Two Factor Authentication (2FA) has taken a beating lately as being a less than ideal security measure. Part of the problem is that some 2FA codes are sent via SMS, which can be intercepted.
In some cases (such as many banking institutions), the 2FA system doesn't allow interaction with apps like Authy or the Google Authenticator. Instead, they insist on sending you 2FA codes via SMS. For the more security-minded, this isn't really an option. In fact, for some people even using the mobile apps isn't the greatest idea. Especially when you're dealing with an account associated with your business.
Fortunately, some services offer 2FA backup codes that can be used as an analog option. Google is one such service. When you set up 2FA for Google you are given the option to print out seven backup codes that can be used in the case of an emergency. Those codes work and, when you run out, you can always generate more.
You can already see where I'm going with this.
SEE: Password Management Policy (Tech Pro Research)
In some instances, I have Google set my browser as safe, so I don't have to enter a 2FA code every time I log in. It's only when I'm away from my office or setting up a new machine that I need a code. If I'm feeling rather paranoid, I'll use one of those 2FA emergency codes. When I run out, I generate more. It's that simple.
But how to do it? Simple. Let's find out.
How to retrieve those codes
If you didn't print out those codes, upon setting up 2FA, the first thing you'll need to do is retrieve them. To do that, you must log into your Google account, and then go to the Google 2FA site, where you'll be prompted to log in once again. Upon successful authentication, you'll see an entry for Backup codes. Click the SHOW CODES button (Figure A).
A pop-up will appear, listing your 2FA emergency codes. You can then download them (as a .txt file) or print them directly. The list will also show you only those codes you have not used (as the rest will be listed as ALREADY USED). Handy.
Word of caution
For those that opt to download the .txt file, I suggest you do so, and then encrypt that file. Don't leave it hanging around, unprotected, on your local drive for prying eyes to sneak a peek. Also, included in that file is your Gmail address associated with the account. I highly recommend you delete that line in the file (on the off-chance someone does stumble upon the file and manages to open it). The last thing you want is to make it easy for a bad actor to put two-and-two together and realize those codes are associated with that address. There is also a line that looks like this:

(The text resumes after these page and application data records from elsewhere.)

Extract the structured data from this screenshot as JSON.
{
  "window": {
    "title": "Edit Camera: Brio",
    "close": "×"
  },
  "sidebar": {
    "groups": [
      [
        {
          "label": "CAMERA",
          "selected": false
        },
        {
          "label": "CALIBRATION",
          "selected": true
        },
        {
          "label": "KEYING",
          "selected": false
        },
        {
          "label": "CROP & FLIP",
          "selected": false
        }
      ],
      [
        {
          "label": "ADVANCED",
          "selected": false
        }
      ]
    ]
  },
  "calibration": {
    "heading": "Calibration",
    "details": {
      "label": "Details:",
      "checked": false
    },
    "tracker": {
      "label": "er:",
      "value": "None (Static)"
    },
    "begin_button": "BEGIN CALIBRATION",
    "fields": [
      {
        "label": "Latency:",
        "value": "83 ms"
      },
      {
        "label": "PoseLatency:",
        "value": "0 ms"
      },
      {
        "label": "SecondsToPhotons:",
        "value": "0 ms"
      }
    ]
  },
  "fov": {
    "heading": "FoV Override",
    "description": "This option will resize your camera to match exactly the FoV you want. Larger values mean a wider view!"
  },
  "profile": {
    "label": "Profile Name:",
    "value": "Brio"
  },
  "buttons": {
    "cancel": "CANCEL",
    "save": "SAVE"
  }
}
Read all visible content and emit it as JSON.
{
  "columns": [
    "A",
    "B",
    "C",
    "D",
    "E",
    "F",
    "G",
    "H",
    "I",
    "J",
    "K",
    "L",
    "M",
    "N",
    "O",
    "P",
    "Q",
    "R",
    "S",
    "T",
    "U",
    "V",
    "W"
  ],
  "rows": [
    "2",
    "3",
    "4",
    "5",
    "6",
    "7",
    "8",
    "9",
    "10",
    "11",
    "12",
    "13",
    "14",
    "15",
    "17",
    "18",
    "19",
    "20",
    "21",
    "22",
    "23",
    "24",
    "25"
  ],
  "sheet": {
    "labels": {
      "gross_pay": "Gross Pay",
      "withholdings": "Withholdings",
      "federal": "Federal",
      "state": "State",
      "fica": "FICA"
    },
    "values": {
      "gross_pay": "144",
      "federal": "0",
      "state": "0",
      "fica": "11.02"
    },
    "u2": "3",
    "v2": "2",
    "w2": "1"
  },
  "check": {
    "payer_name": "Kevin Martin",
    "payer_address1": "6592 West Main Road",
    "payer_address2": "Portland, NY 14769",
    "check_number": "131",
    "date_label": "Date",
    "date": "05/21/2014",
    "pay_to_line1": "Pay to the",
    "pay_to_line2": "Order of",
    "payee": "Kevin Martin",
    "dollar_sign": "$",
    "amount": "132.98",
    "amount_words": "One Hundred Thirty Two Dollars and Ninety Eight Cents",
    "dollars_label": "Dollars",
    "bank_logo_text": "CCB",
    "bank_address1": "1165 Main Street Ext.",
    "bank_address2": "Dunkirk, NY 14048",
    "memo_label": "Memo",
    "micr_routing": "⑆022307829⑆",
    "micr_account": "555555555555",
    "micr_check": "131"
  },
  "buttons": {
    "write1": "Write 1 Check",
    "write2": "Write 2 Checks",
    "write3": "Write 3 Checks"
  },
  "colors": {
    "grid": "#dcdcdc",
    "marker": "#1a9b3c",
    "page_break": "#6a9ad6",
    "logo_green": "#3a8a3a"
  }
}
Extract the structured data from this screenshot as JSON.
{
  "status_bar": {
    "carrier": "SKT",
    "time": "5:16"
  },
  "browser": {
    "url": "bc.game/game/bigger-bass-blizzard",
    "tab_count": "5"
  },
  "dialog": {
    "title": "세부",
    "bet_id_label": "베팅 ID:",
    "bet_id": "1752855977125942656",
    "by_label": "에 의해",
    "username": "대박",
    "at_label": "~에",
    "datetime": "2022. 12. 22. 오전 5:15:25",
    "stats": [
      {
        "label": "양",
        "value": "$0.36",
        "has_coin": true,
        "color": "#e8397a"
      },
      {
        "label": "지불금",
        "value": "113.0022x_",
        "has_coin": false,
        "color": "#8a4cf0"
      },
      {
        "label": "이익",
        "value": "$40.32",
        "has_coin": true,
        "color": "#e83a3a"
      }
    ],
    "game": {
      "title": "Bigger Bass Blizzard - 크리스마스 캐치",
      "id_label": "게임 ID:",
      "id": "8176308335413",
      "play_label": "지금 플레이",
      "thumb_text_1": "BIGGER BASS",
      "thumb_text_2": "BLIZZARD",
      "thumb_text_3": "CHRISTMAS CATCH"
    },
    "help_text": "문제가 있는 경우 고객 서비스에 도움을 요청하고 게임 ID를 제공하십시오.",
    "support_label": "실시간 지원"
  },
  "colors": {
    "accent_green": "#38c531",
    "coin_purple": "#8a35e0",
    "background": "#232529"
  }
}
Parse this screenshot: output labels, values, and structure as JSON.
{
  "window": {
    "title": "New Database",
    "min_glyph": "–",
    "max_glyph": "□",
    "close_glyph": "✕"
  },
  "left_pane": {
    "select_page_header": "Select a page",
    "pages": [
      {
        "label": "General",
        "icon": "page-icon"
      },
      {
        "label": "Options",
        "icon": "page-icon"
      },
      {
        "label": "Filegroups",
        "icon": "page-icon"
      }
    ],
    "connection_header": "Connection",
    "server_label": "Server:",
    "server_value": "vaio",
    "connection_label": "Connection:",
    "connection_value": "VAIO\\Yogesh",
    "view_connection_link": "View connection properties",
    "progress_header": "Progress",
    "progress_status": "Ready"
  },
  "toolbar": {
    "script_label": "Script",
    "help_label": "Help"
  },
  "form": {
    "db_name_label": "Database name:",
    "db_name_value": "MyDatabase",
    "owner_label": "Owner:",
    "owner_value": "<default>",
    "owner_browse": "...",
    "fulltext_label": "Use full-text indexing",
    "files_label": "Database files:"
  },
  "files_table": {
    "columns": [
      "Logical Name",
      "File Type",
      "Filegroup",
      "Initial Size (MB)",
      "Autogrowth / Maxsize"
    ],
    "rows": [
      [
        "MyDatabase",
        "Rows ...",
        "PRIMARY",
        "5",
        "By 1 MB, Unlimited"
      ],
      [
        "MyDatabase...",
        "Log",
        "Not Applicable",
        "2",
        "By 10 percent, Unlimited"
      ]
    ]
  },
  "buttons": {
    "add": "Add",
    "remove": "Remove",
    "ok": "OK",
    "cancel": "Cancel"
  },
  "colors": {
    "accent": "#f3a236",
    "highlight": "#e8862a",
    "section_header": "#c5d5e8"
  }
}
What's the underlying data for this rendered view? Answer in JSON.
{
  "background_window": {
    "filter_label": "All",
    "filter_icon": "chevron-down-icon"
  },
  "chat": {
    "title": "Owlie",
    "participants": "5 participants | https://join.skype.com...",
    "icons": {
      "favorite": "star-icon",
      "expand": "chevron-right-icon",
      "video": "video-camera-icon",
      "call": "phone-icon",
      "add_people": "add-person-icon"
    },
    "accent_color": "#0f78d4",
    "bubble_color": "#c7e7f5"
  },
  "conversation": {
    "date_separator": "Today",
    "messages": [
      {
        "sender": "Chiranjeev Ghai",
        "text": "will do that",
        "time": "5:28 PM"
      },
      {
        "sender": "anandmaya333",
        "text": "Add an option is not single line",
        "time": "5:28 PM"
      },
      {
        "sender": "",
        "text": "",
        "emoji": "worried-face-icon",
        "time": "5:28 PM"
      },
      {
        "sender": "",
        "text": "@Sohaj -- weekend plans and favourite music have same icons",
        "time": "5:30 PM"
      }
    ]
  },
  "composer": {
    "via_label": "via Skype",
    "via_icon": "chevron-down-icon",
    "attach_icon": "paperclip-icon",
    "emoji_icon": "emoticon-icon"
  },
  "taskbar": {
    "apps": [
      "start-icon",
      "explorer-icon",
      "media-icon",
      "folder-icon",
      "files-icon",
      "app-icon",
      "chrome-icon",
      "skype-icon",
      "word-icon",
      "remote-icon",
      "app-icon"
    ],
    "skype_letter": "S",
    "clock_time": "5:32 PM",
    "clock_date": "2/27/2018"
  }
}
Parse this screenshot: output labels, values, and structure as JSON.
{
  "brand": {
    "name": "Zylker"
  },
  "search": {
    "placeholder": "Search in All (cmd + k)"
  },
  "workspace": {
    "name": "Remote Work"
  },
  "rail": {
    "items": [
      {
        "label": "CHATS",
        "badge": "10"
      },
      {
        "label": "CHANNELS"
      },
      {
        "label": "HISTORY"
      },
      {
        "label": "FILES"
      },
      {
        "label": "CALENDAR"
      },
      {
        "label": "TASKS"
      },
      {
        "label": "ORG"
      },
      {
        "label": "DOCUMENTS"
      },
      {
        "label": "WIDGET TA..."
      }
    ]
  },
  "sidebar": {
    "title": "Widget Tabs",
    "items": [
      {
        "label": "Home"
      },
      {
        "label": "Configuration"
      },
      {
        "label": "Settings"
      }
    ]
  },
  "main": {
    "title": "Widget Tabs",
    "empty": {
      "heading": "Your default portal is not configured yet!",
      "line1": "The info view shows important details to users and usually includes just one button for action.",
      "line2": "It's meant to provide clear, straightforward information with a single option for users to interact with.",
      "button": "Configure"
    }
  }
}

Need more? Visit https://g.co/2sv
I recommend deleting that line, as it could give away the secret to what those codes are for. Once you've deleted those lines, save and close the file. Encrypt it, and your codes are less likely to be seen by prying eyes.
How to generate new codes
Surprise! In that same pop-up, you'll see a button labeled GET NEW CODES (Figure B). Click that button and seven new codes will generate.
Here's a tip. Only use six of those codes, and consider the seventh your key to get more codes. This is especially true if you opt to not use a mobile app for Google 2FA. You don't want to find yourself without that one last key, so you can log in and generate more.
Not a perfect solution
2FA is not a perfect solution. But if you can avoid using sites and services that send 2FA codes via SMS (and if those sites in question would start supporting mobile 2FA apps), you'll be less likely to have your codes stolen and used against you. Even so, you might consider only using these Google codes for 2FA authentication. Use them wisely and understand, when it comes to security, nothing is ever 100%.
- Move Google Authenticator from one Android device to another (TechRepublic)
- Firefox Accounts gets 2FA security: You can use Google Authenticator one-time codes (ZDNet)
- How to set up two-factor authentication in Linux (TechRepublic)
- Cybersecurity strategy research: Common tactics, issues with implementation, and effectiveness (Tech Pro Research)
- How to set up two-factor authentication on CentOS 7 (TechRepublic)
- How to get users on board with two-factor authentication (TechRepublic)
Jack Wallen is an award-winning writer for TechRepublic and Linux.com. He’s an avid promoter of open source and the voice of The Android Expert. For more news about Jack Wallen, visit his website jackwallen.com.